Victims of an ischemic stroke can face unfavorable odds once blood flow to the brain is restricted. The faster an individual receives care, the better their chance of survival as well as regaining their previous quality of life. There’s now hope for such patients in the form of a mobile stroke treatment unit (MSTU).
To date, a handful of communities have rolled out these treatment centers on wheels. Outfitted with a CT scanner, portable laboratory equipment and telemedicine capabilities, these vehicles have the tools necessary for an emergency medical team to perform on-the-spot brain imaging, administer a NIH Stroke Scale test with a neurologist on live video feed as well as start blood-clot-busting medicines as quickly as possible.
Similar to an ambulance, these mobile emergency centers haul everything needed to diagnose and treat a stroke before the patient arrives at the hospital. This brain-saving mobile technology is in limited use though across the U.S.—due in part to their $1 million price tag.
Following in line with the “time-is-tissue” rule in treating acute stroke, it’s important that blood flow through vessels is restored within the first hours of symptom appearance. In a past blog post, I discussed how the time factor has recently been extended by some neurological experts, but it still remains as a matter of hours—making every minute count.
A recent study published by Medscape Medical News indicates that use of a mobile stroke unit cuts 38.5 minutes off the typical time between a stroke attack and delivery of thrombolysis medications—a significant advancement considering the brain loses two million brain cells per minute during a stroke.
The correct initial diagnosis and quick treatment by medical professionals are critical to the long term health of an ischemic stroke victim—as I described in a blog about an FDA-approved medication that many doctors are still reluctant to utilize, even when the patient’s future well being hangs in the balance.
Indeed, a severe stroke can disable an individual for life, cutting off their ability to support families or enjoy everyday life activities.
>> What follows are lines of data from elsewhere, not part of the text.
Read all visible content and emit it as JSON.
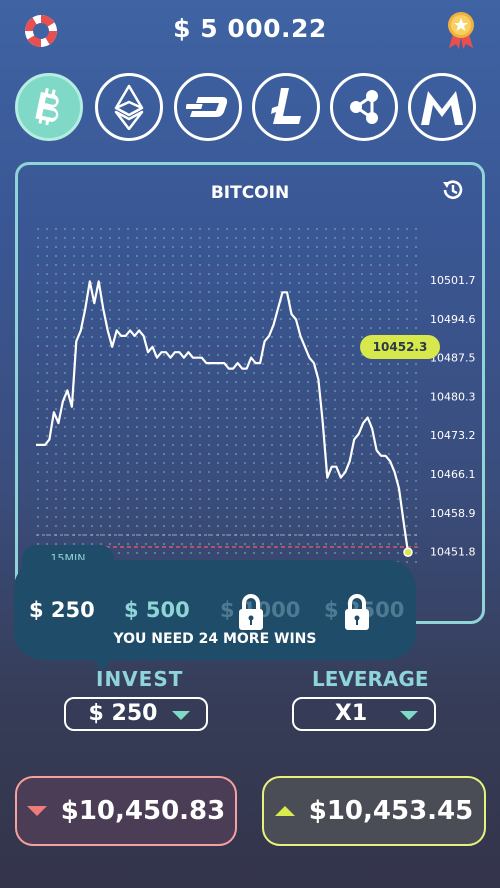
{
  "header": {
    "balance": "$ 5 000.22",
    "left_icon": "lifebuoy-icon",
    "right_icon": "medal-icon"
  },
  "coins": [
    {
      "name": "bitcoin",
      "icon": "bitcoin-icon",
      "active": true
    },
    {
      "name": "ethereum",
      "icon": "ethereum-icon",
      "active": false
    },
    {
      "name": "dash",
      "icon": "dash-icon",
      "active": false
    },
    {
      "name": "litecoin",
      "icon": "litecoin-icon",
      "active": false
    },
    {
      "name": "ripple",
      "icon": "ripple-icon",
      "active": false
    },
    {
      "name": "monero",
      "icon": "monero-icon",
      "active": false
    }
  ],
  "chart": {
    "title": "BITCOIN",
    "current_price": "10452.3",
    "y_ticks": [
      "10501.7",
      "10494.6",
      "10487.5",
      "10480.3",
      "10473.2",
      "10466.1",
      "10458.9",
      "10451.8"
    ],
    "colors": {
      "line": "#ffffff",
      "grid_dots": "#6fbcc4",
      "price_tag": "#d6e84b",
      "limit_line": "#d05a6a"
    }
  },
  "chart_data": {
    "type": "line",
    "title": "BITCOIN",
    "xlabel": "",
    "ylabel": "",
    "ylim": [
      10451.8,
      10501.7
    ],
    "y": [
      10472,
      10472,
      10472,
      10473,
      10478,
      10476,
      10480,
      10482,
      10479,
      10491,
      10493,
      10497,
      10502,
      10498,
      10502,
      10497,
      10493,
      10490,
      10493,
      10492,
      10492,
      10493,
      10492,
      10493,
      10492,
      10489,
      10490,
      10488,
      10489,
      10489,
      10488,
      10489,
      10489,
      10488,
      10489,
      10488,
      10488,
      10488,
      10487,
      10487,
      10487,
      10487,
      10487,
      10486,
      10486,
      10487,
      10486,
      10486,
      10488,
      10487,
      10487,
      10491,
      10492,
      10494,
      10497,
      10500,
      10500,
      10496,
      10495,
      10492,
      10490,
      10488,
      10487,
      10484,
      10476,
      10466,
      10468,
      10468,
      10466,
      10467,
      10469,
      10473,
      10474,
      10476,
      10477,
      10475,
      10471,
      10470,
      10470,
      10469,
      10467,
      10464,
      10458,
      10452.3
    ],
    "grid": true
  },
  "invest_popup": {
    "tab_label": "15MIN",
    "amounts": [
      {
        "label": "$ 250",
        "state": "selected"
      },
      {
        "label": "$ 500",
        "state": "available"
      },
      {
        "label": "$ 1000",
        "state": "locked"
      },
      {
        "label": "$ 2500",
        "state": "locked"
      }
    ],
    "message": "YOU NEED 24 MORE WINS"
  },
  "controls": {
    "invest_label": "INVEST",
    "invest_value": "$ 250",
    "leverage_label": "LEVERAGE",
    "leverage_value": "X1"
  },
  "trade": {
    "down_price": "$10,450.83",
    "up_price": "$10,453.45",
    "down_color": "#f07b7b",
    "up_color": "#d8ec4e"
  }
}
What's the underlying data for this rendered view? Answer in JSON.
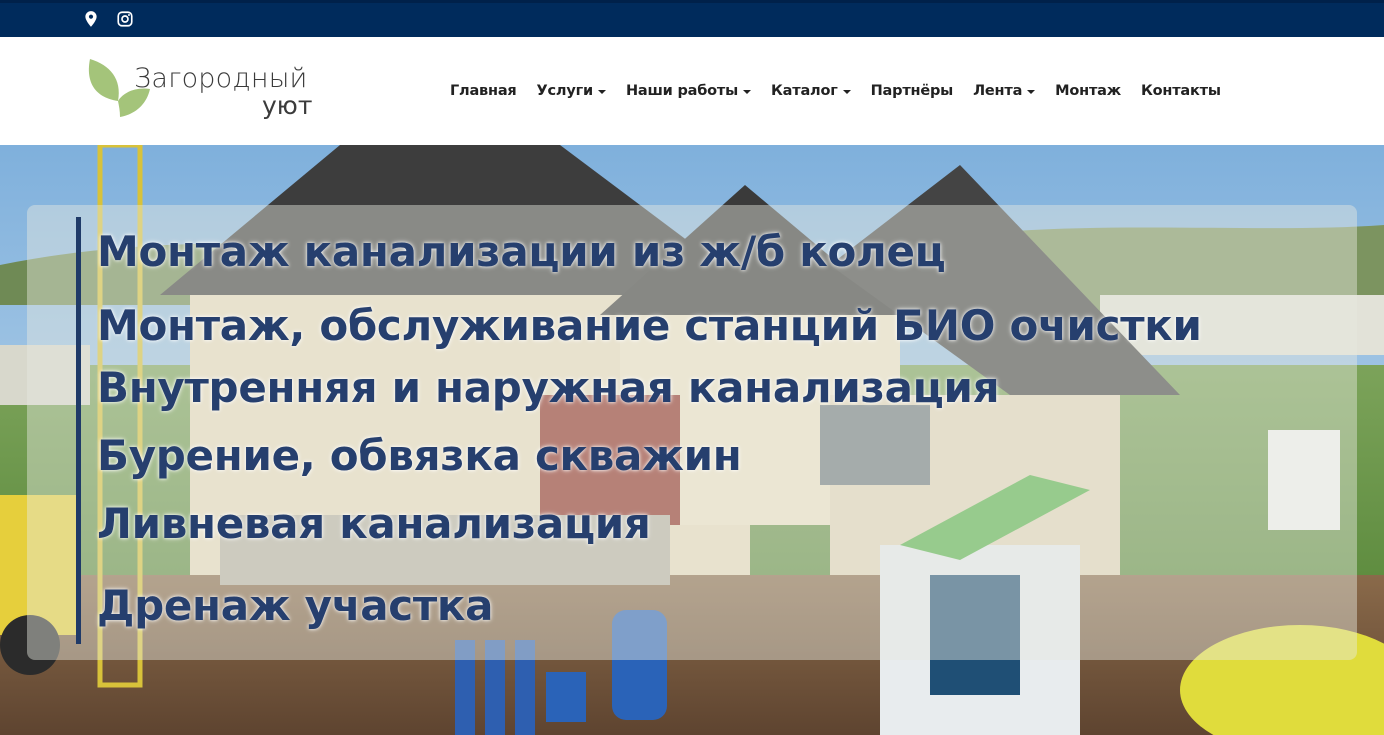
{
  "logo": {
    "line1": "Загородный",
    "line2": "уют"
  },
  "nav": {
    "items": [
      {
        "label": "Главная",
        "dropdown": false
      },
      {
        "label": "Услуги",
        "dropdown": true
      },
      {
        "label": "Наши работы",
        "dropdown": true
      },
      {
        "label": "Каталог",
        "dropdown": true
      },
      {
        "label": "Партнёры",
        "dropdown": false
      },
      {
        "label": "Лента",
        "dropdown": true
      },
      {
        "label": "Монтаж",
        "dropdown": false
      },
      {
        "label": "Контакты",
        "dropdown": false
      }
    ]
  },
  "hero": {
    "services": [
      "Монтаж канализации из ж/б колец",
      "Монтаж, обслуживание станций БИО очистки",
      "Внутренняя и наружная канализация",
      "Бурение, обвязка скважин",
      "Ливневая канализация",
      "Дренаж участка"
    ]
  },
  "icons": {
    "top_left": "map-pin-icon",
    "top_right": "instagram-icon",
    "caret": "chevron-down-icon"
  },
  "colors": {
    "topbar": "#002b5c",
    "heading": "#263f6e",
    "logo_leaf": "#a4c47a"
  }
}
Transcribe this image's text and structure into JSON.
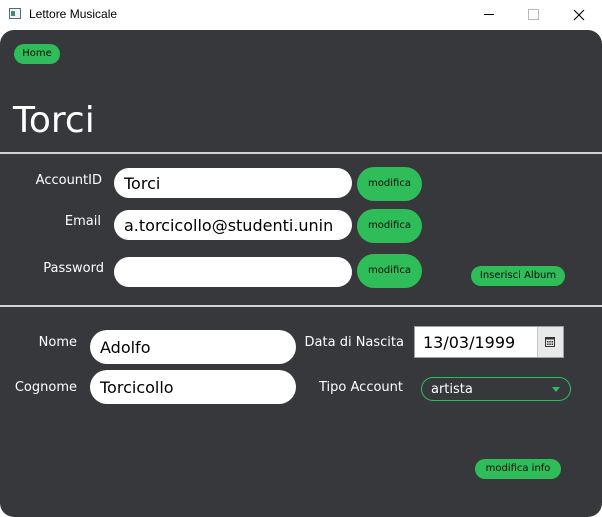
{
  "window": {
    "title": "Lettore Musicale"
  },
  "nav": {
    "home_label": "Home"
  },
  "header": {
    "title": "Torci"
  },
  "account": {
    "account_id_label": "AccountID",
    "account_id_value": "Torci",
    "email_label": "Email",
    "email_value": "a.torcicollo@studenti.unin",
    "password_label": "Password",
    "password_value": "",
    "modify_label": "modifica",
    "insert_album_label": "Inserisci Album"
  },
  "info": {
    "name_label": "Nome",
    "name_value": "Adolfo",
    "surname_label": "Cognome",
    "surname_value": "Torcicollo",
    "birthdate_label": "Data di Nascita",
    "birthdate_value": "13/03/1999",
    "account_type_label": "Tipo Account",
    "account_type_value": "artista",
    "modify_info_label": "modifica info"
  },
  "colors": {
    "panel_bg": "#36383c",
    "accent_green": "#2ebd59",
    "separator": "#cfd2d6"
  }
}
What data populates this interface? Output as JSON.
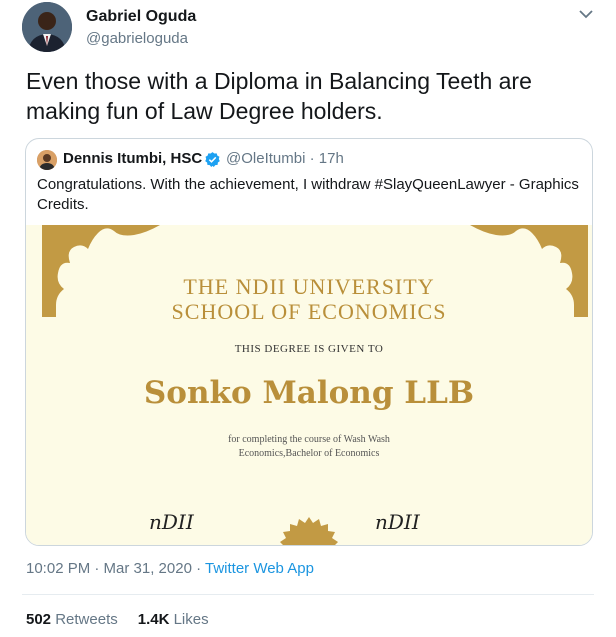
{
  "author": {
    "name": "Gabriel Oguda",
    "handle": "@gabrieloguda"
  },
  "tweet": {
    "text": "Even those with a Diploma in Balancing Teeth are making fun of Law Degree holders."
  },
  "quote": {
    "name": "Dennis Itumbi, HSC",
    "handle": "@OleItumbi",
    "separator": "·",
    "time": "17h",
    "text": "Congratulations. With the achievement, I withdraw #SlayQueenLawyer - Graphics Credits.",
    "certificate": {
      "title_line1": "THE NDII UNIVERSITY",
      "title_line2": "SCHOOL OF ECONOMICS",
      "given_to": "THIS DEGREE IS GIVEN TO",
      "recipient": "Sonko Malong LLB",
      "description_line1": "for completing the course of Wash Wash",
      "description_line2": "Economics,Bachelor of Economics",
      "signature_left": "nDII",
      "signature_right": "nDII"
    }
  },
  "meta": {
    "time": "10:02 PM · Mar 31, 2020 · ",
    "app": "Twitter Web App"
  },
  "stats": {
    "retweets_count": "502",
    "retweets_label": "Retweets",
    "likes_count": "1.4K",
    "likes_label": "Likes"
  },
  "colors": {
    "link": "#1b95e0",
    "gold": "#b98f3a",
    "muted": "#657786"
  },
  "icons": {
    "menu": "chevron-down-icon",
    "verified": "verified-badge-icon"
  }
}
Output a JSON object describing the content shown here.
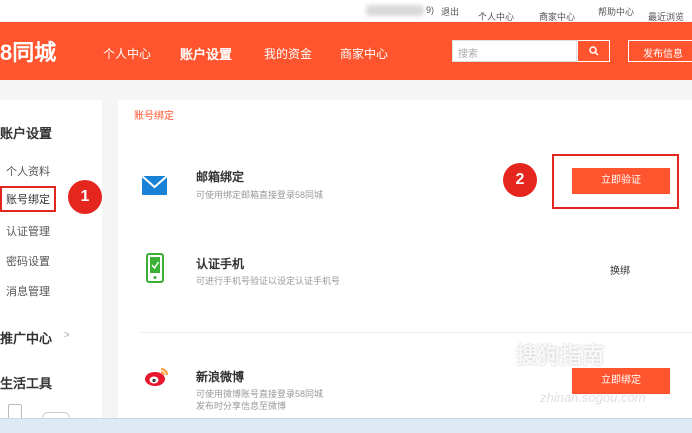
{
  "topbar": {
    "user_suffix": "9)",
    "logout": "退出",
    "personal_center": "个人中心",
    "merchant_center": "商家中心",
    "help_center": "帮助中心",
    "recent_browse": "最近浏览"
  },
  "header": {
    "logo": "8同城",
    "nav": [
      "个人中心",
      "账户设置",
      "我的资金",
      "商家中心"
    ],
    "search_placeholder": "搜索",
    "publish": "发布信息"
  },
  "sidebar": {
    "account_settings": "账户设置",
    "items": [
      "个人资料",
      "账号绑定",
      "认证管理",
      "密码设置",
      "消息管理"
    ],
    "promo_center": "推广中心",
    "life_tools": "生活工具"
  },
  "main": {
    "breadcrumb": "账号绑定",
    "rows": [
      {
        "title": "邮箱绑定",
        "desc": "可使用绑定邮箱直接登录58同城",
        "action": "立即验证",
        "icon": "mail-icon"
      },
      {
        "title": "认证手机",
        "desc": "可进行手机号验证以设定认证手机号",
        "action": "换绑",
        "icon": "phone-icon"
      },
      {
        "title": "新浪微博",
        "desc": "可使用微博账号直接登录58同城",
        "desc2": "发布时分享信息至微博",
        "action": "立即绑定",
        "icon": "weibo-icon"
      }
    ]
  },
  "badges": [
    "1",
    "2"
  ],
  "watermark": {
    "main": "搜狗指南",
    "sub": "zhinan.sogou.com"
  },
  "colors": {
    "brand": "#ff552e",
    "annotation": "#e5261f",
    "mail": "#1a82d6",
    "phone": "#3cb035"
  }
}
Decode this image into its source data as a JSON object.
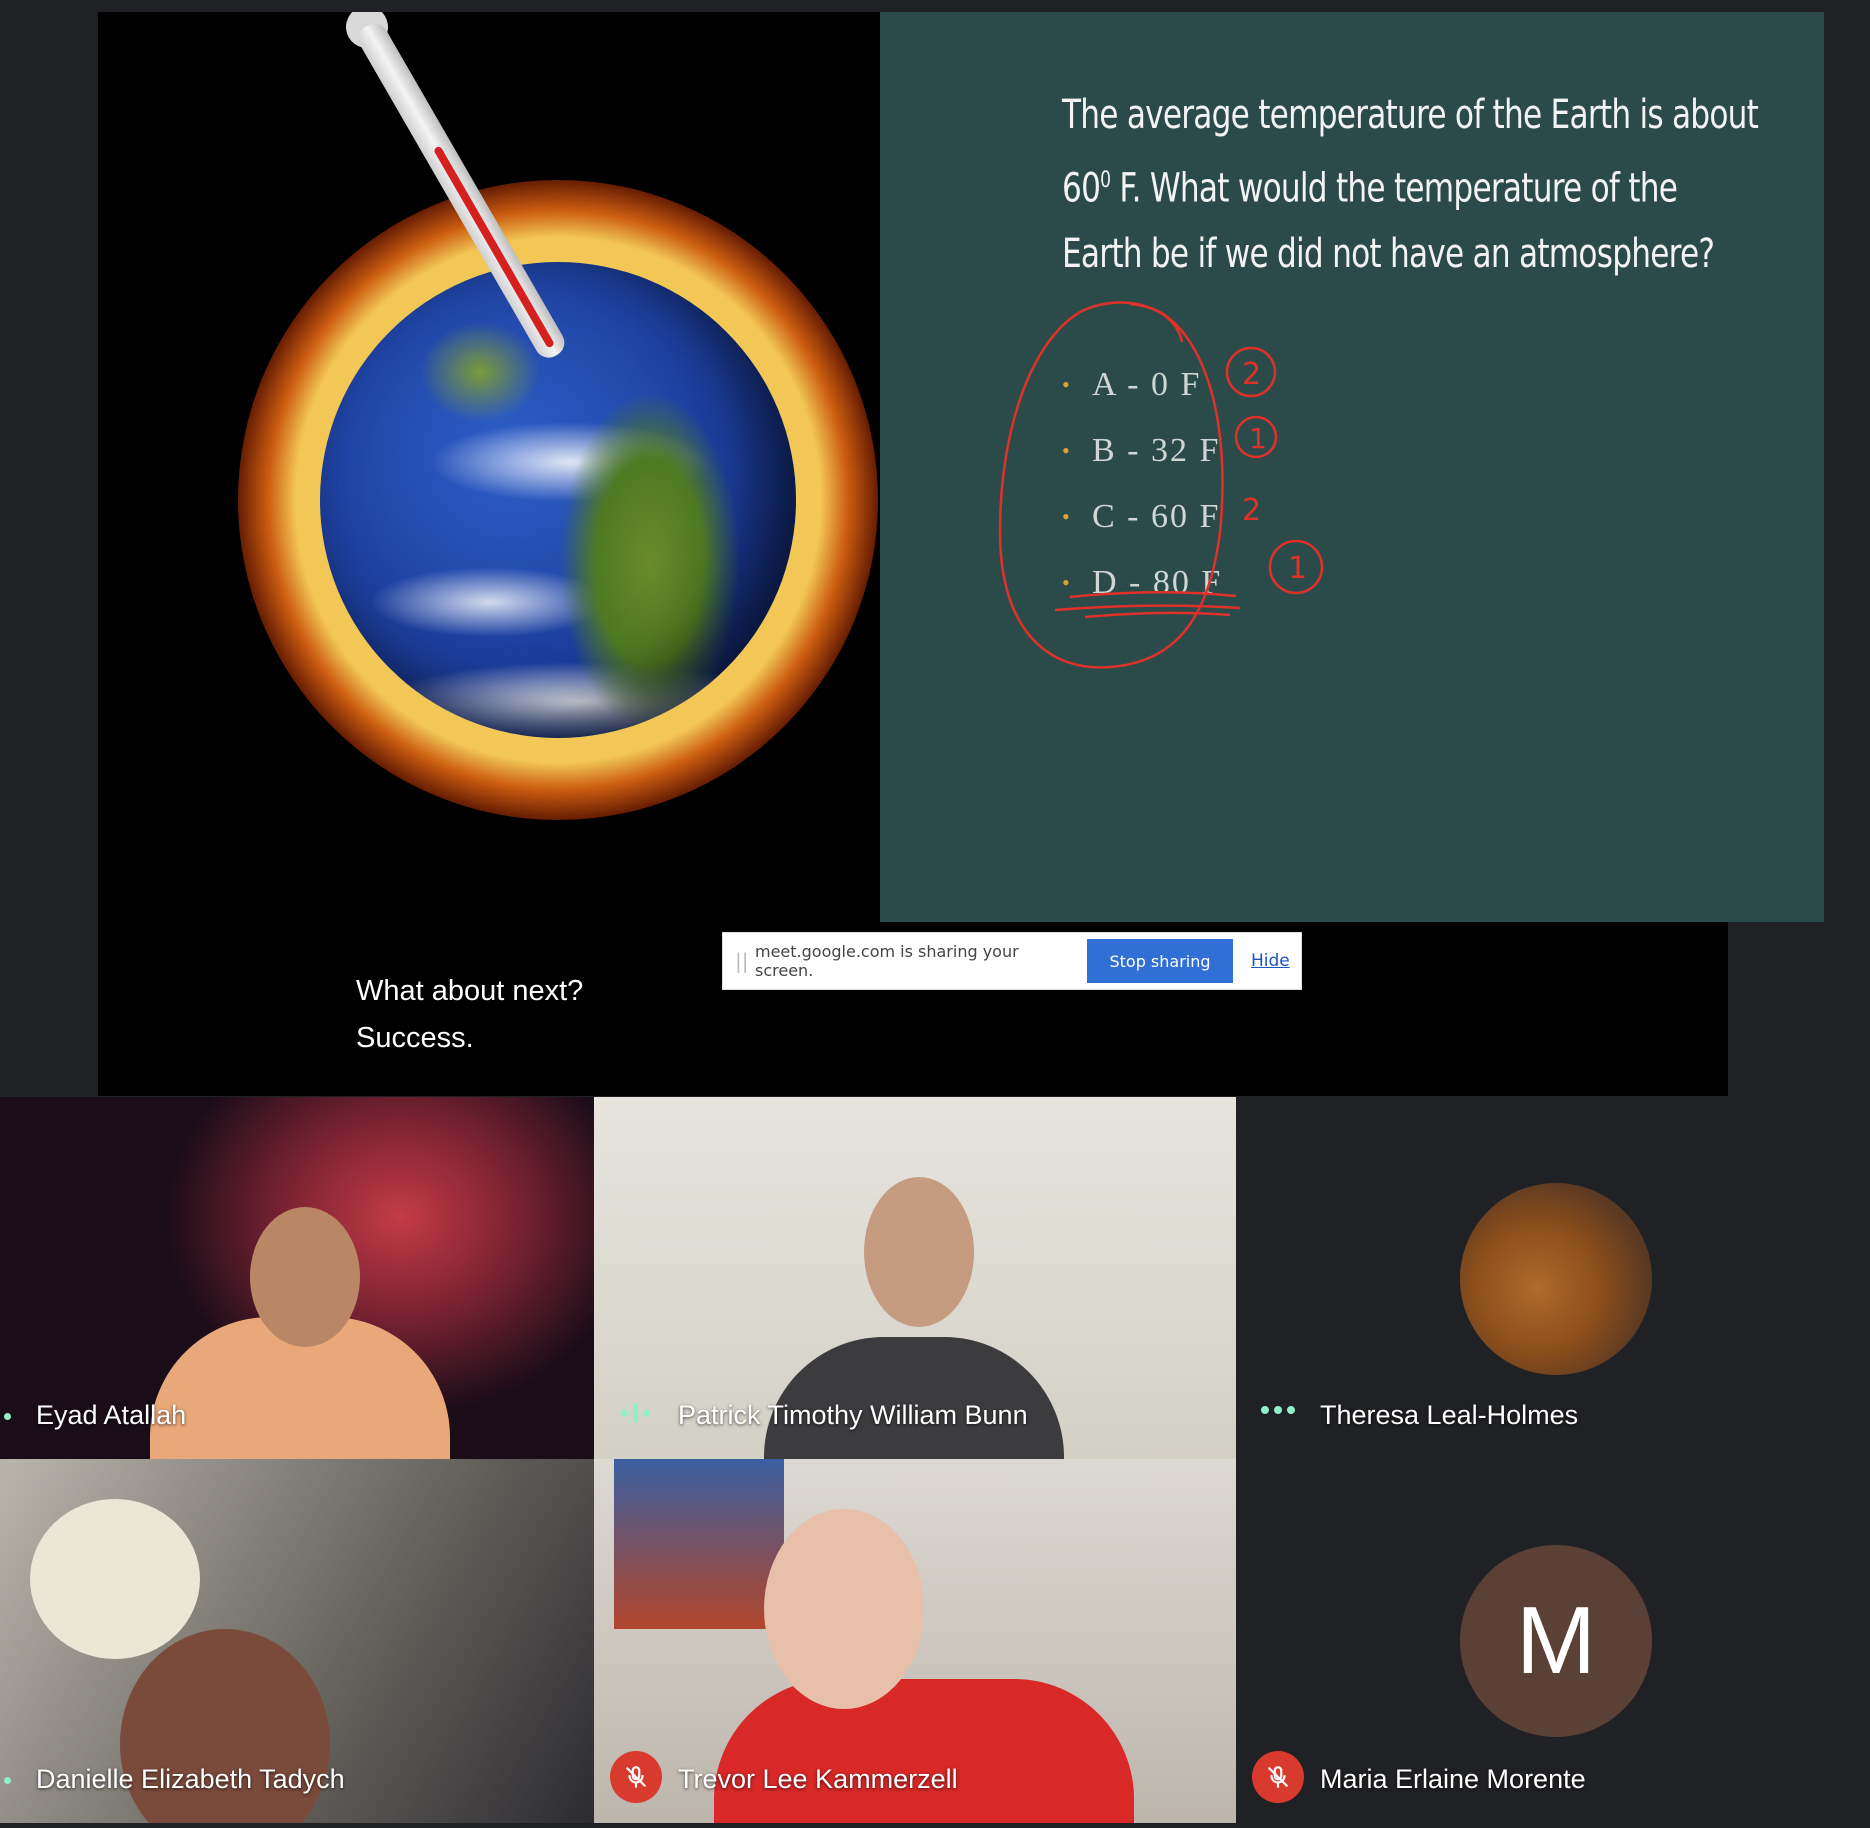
{
  "slide": {
    "question_line1": "The average temperature of the Earth is about",
    "question_line2_prefix": "60",
    "question_line2_sup": "0",
    "question_line2_suffix": " F. What would the temperature of the",
    "question_line3": "Earth be if we did not have an atmosphere?",
    "options": [
      "A - 0 F",
      "B - 32 F",
      "C - 60 F",
      "D - 80 F"
    ],
    "vote_marks": [
      "2",
      "1",
      "2",
      "1"
    ],
    "panel_color": "#2b4b4a",
    "annotation_color": "#e0302a"
  },
  "caption": {
    "line1": "What about next?",
    "line2": "Success."
  },
  "share_bar": {
    "grip": "||",
    "message": "meet.google.com is sharing your screen.",
    "stop_label": "Stop sharing",
    "hide_label": "Hide",
    "accent": "#2f6fd6"
  },
  "participants": [
    {
      "name": "Eyad Atallah",
      "status": "pinned-dot"
    },
    {
      "name": "Patrick Timothy William Bunn",
      "status": "speaking"
    },
    {
      "name": "Theresa Leal-Holmes",
      "status": "more-dots"
    },
    {
      "name": "Danielle Elizabeth Tadych",
      "status": "pinned-dot"
    },
    {
      "name": "Trevor Lee Kammerzell",
      "status": "muted"
    },
    {
      "name": "Maria Erlaine Morente",
      "status": "muted",
      "avatar_letter": "M",
      "avatar_color": "#5b4037"
    }
  ],
  "icons": {
    "speaking": "audio-level-icon",
    "muted": "mic-off-icon",
    "more": "more-dots-icon"
  }
}
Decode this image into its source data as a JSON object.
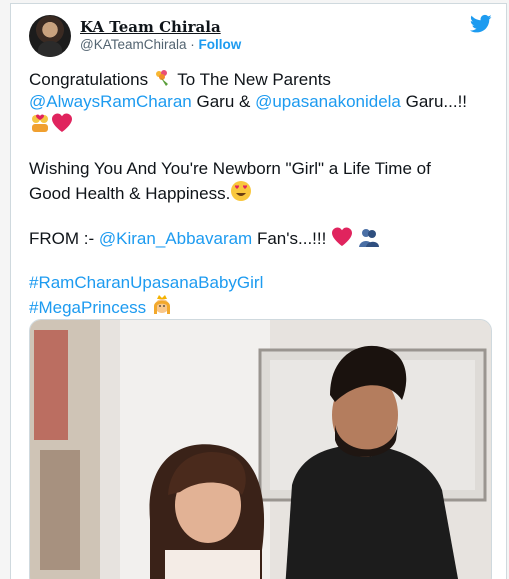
{
  "tweet": {
    "display_name": "KA Team Chirala",
    "handle": "@KATeamChirala",
    "separator": "·",
    "follow_label": "Follow",
    "lines": {
      "l1_text": "Congratulations ",
      "l1_text2": " To The New Parents",
      "l2_mention1": "@AlwaysRamCharan",
      "l2_mid": " Garu & ",
      "l2_mention2": "@upasanakonidela",
      "l2_end": " Garu...!!",
      "l4": "Wishing You And You're Newborn \"Girl\" a Life Time of",
      "l5": "Good Health & Happiness.",
      "l6_from": "FROM :- ",
      "l6_mention": "@Kiran_Abbavaram",
      "l6_end": " Fan's...!!! ",
      "hashtag1": "#RamCharanUpasanaBabyGirl",
      "hashtag2": "#MegaPrincess"
    }
  },
  "icons": {
    "brand": "twitter-bird-icon",
    "bouquet": "bouquet-emoji",
    "couple": "couple-with-heart-emoji",
    "heart": "red-heart-emoji",
    "heart_eyes": "smiling-face-heart-eyes-emoji",
    "hugging": "people-hugging-emoji",
    "princess": "princess-emoji"
  },
  "colors": {
    "link": "#1d9bf0",
    "text": "#0f1419",
    "muted": "#536471",
    "heart": "#e0245e"
  }
}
Death is a common outcome of improperly handled strokes. If you or a family member has been the victim of a misdiagnosis or a failure-to-treat action, call us. Our stroke experts in medical malpractice will be there to help your family find justice.
While there is certainly a steep initial cost for these state-of-the-art vehicles, they will ultimately save time, money—and most importantly—damage to patients who could face a life of long-term disabilities without such prompt care.
Both an Emory School of Law graduate and MBA graduate of Goizueta Business School at Emory, Chris Nace focuses his practice on areas of medical malpractice, drug and product liability, motor vehicle accidents, wrongful death, employment discrimination and other negligence and personal injury matters.